### ACTION ITEM
Go through the entries below and copy every line that holds the word "title".

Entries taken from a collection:
--

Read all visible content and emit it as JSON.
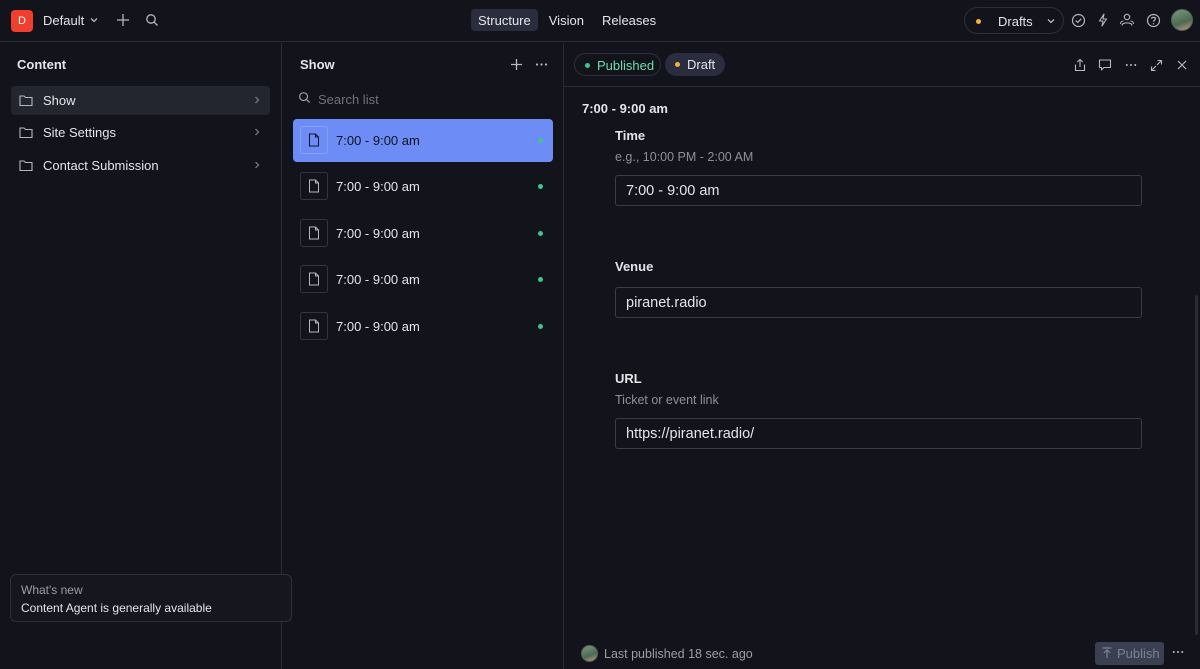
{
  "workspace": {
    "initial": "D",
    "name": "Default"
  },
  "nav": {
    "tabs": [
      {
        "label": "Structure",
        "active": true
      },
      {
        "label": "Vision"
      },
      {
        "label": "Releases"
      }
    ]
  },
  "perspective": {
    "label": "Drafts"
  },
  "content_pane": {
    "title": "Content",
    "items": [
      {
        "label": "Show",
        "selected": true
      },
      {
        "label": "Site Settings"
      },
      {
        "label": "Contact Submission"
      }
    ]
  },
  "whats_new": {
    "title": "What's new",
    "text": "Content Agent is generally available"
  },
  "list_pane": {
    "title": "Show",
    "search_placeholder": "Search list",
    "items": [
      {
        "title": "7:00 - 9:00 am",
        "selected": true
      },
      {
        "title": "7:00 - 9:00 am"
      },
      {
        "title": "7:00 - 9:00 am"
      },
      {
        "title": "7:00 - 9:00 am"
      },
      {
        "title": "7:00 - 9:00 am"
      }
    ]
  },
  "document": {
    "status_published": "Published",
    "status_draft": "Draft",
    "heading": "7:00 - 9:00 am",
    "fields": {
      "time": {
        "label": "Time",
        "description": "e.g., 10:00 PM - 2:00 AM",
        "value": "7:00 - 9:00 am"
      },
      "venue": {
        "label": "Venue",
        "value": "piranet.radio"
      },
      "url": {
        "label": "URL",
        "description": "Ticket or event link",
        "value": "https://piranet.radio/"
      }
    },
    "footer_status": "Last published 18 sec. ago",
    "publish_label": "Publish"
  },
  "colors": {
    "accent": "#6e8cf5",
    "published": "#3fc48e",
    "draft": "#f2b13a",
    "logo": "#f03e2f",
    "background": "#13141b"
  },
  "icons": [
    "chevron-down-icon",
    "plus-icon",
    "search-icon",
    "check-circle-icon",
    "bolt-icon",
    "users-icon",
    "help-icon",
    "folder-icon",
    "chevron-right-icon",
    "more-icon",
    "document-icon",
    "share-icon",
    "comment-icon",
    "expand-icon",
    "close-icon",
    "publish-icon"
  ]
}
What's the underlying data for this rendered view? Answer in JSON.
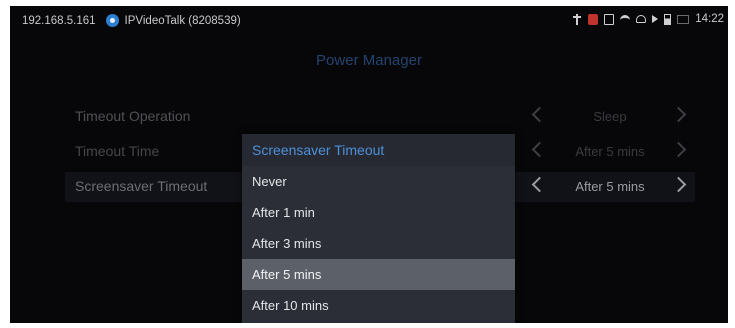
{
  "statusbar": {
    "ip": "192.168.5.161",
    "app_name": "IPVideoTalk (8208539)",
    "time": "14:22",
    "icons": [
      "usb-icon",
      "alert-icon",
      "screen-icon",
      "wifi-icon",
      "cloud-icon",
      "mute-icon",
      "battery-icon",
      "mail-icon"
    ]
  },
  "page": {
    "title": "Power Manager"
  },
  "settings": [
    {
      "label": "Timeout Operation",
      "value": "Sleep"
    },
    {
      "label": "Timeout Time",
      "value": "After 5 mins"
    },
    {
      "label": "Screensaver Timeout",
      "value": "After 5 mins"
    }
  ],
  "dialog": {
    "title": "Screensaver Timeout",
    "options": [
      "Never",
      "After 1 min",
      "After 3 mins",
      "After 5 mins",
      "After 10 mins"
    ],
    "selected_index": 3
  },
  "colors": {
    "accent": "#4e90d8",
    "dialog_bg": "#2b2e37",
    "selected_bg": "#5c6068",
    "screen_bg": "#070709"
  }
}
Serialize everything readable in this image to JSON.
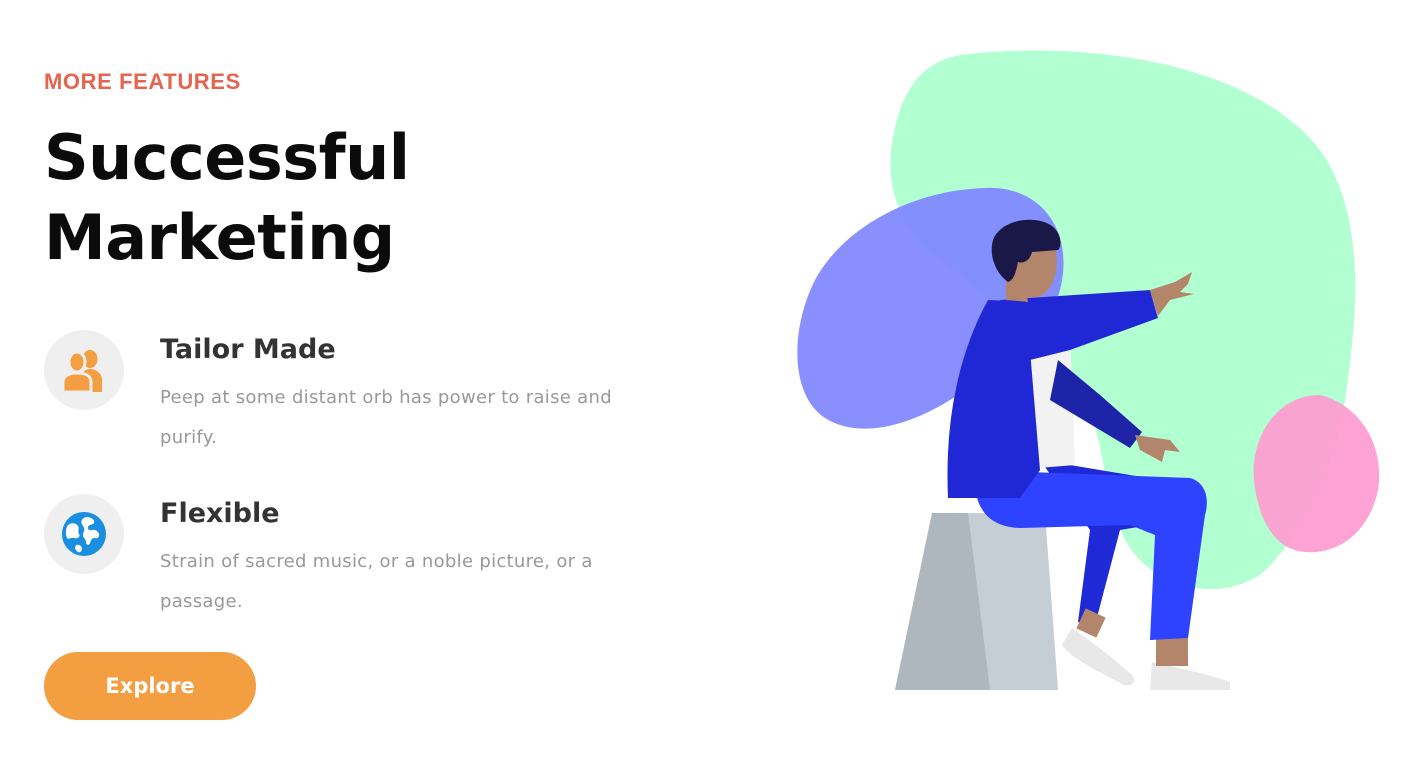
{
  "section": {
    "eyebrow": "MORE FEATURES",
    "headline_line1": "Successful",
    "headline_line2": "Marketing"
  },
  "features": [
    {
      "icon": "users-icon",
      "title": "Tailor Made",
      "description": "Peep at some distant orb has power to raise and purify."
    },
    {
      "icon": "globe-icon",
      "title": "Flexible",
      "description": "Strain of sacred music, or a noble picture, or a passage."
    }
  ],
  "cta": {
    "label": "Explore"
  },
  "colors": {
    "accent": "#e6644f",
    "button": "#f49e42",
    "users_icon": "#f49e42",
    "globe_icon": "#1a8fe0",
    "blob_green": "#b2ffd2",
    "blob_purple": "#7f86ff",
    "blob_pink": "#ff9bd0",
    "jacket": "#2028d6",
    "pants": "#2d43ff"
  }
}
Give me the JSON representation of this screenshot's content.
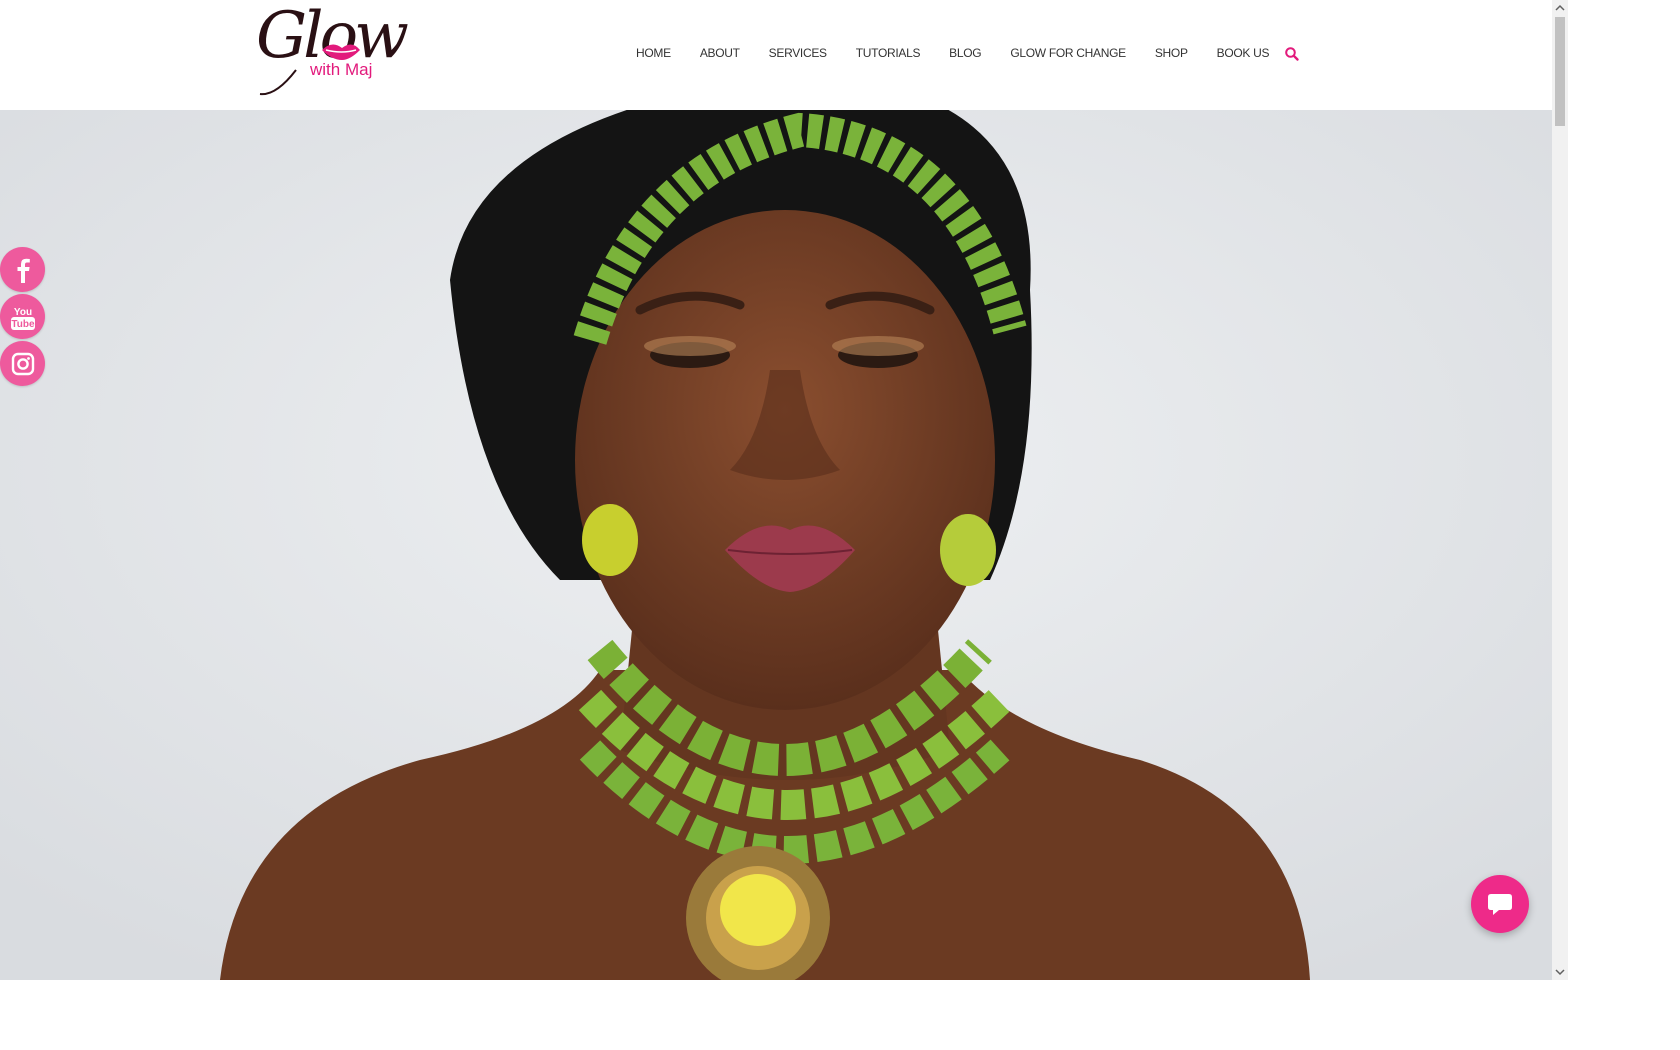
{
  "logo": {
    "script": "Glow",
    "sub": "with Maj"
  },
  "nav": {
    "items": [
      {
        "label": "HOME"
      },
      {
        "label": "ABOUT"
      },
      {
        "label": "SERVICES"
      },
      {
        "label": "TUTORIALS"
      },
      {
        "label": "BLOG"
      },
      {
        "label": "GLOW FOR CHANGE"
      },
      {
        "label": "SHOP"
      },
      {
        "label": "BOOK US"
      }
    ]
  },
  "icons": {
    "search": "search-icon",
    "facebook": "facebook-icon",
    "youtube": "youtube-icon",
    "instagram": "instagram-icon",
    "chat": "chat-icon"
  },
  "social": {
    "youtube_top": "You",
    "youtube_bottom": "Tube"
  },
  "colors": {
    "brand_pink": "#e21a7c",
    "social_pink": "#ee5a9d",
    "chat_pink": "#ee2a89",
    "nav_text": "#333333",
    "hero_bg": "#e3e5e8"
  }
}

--

### SOLUTION FOR THIS TASK
    "title": "Content",
    "title": "What's new",
    "title": "Show",
        "title": "7:00 - 9:00 am",
        "title": "7:00 - 9:00 am"
        "title": "7:00 - 9:00 am"
        "title": "7:00 - 9:00 am"
        "title": "7:00 - 9:00 am"
    "title": "Power Manager"
    "title": "Screensaver Timeout",
      "title": "Tailor Made",
      "title": "Flexible",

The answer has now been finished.